Component data from apps and pages
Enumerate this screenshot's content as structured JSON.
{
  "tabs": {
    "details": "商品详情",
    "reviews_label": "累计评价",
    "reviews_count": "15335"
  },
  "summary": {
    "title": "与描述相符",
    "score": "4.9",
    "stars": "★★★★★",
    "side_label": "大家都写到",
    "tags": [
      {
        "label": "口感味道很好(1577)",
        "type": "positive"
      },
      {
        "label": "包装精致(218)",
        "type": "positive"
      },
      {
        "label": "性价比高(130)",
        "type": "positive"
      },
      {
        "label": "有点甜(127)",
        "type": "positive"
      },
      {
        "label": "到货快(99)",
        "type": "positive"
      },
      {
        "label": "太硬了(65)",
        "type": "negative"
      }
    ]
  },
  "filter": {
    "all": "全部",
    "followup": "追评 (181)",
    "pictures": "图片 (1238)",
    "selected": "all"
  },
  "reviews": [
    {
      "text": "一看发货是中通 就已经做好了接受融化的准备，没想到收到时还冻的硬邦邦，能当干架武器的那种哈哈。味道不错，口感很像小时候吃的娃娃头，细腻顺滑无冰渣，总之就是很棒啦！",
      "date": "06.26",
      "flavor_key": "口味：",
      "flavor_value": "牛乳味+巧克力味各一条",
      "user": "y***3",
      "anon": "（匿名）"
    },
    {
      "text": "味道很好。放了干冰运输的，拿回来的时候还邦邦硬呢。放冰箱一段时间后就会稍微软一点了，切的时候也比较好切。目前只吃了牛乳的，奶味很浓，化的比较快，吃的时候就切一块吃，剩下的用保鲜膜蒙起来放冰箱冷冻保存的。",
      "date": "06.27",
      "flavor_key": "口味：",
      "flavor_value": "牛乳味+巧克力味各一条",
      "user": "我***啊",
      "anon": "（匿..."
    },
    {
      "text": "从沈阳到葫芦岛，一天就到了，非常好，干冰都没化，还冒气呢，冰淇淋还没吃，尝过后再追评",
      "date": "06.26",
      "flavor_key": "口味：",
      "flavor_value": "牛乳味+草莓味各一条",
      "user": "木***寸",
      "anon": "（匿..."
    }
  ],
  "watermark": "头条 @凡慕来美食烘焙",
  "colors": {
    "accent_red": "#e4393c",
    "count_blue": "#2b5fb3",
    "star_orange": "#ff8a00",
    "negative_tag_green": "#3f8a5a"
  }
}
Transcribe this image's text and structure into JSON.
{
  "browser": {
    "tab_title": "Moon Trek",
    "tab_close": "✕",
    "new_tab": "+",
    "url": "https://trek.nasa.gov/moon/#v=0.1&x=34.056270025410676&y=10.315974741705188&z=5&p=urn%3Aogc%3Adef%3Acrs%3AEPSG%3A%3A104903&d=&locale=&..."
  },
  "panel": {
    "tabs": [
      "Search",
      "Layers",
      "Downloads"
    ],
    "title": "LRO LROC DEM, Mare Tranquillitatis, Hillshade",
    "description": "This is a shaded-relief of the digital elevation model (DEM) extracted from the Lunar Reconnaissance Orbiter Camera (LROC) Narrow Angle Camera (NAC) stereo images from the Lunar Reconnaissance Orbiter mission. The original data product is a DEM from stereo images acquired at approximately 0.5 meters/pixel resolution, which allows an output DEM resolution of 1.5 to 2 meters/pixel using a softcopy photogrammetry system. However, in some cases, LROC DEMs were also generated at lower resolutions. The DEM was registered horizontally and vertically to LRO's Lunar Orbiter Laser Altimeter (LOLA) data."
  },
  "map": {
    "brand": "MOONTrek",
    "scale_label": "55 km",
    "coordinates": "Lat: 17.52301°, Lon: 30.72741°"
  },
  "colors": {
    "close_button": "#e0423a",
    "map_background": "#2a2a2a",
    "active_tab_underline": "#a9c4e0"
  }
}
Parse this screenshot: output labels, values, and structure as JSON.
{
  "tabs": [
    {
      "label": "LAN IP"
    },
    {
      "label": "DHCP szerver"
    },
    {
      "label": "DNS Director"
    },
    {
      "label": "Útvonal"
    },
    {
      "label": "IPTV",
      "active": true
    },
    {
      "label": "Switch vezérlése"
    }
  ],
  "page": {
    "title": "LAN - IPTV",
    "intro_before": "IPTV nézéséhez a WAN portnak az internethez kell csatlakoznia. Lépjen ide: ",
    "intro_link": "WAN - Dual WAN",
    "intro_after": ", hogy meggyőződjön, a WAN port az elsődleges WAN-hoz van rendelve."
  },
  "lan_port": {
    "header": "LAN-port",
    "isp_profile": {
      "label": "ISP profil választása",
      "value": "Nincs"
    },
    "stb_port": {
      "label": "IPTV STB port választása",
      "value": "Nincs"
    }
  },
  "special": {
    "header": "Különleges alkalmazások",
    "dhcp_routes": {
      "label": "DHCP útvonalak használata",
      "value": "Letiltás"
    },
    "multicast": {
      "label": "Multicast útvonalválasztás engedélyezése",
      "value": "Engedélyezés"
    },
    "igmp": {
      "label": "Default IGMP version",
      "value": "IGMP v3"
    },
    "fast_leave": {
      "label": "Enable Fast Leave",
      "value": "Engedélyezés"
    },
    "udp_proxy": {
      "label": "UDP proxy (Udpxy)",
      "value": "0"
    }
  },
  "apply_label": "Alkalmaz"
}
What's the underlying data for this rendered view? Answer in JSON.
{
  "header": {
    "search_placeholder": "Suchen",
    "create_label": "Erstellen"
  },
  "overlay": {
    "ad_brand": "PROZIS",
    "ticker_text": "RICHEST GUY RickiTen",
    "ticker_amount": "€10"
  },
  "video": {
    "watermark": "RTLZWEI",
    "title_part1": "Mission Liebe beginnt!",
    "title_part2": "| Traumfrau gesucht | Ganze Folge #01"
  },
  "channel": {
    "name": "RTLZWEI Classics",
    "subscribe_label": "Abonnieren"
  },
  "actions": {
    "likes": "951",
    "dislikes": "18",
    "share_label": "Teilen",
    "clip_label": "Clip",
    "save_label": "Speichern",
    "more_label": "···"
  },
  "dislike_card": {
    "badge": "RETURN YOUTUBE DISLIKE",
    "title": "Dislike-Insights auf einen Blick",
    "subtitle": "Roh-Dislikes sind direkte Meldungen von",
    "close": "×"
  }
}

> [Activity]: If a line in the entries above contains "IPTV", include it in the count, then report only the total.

> [Completed task]: 4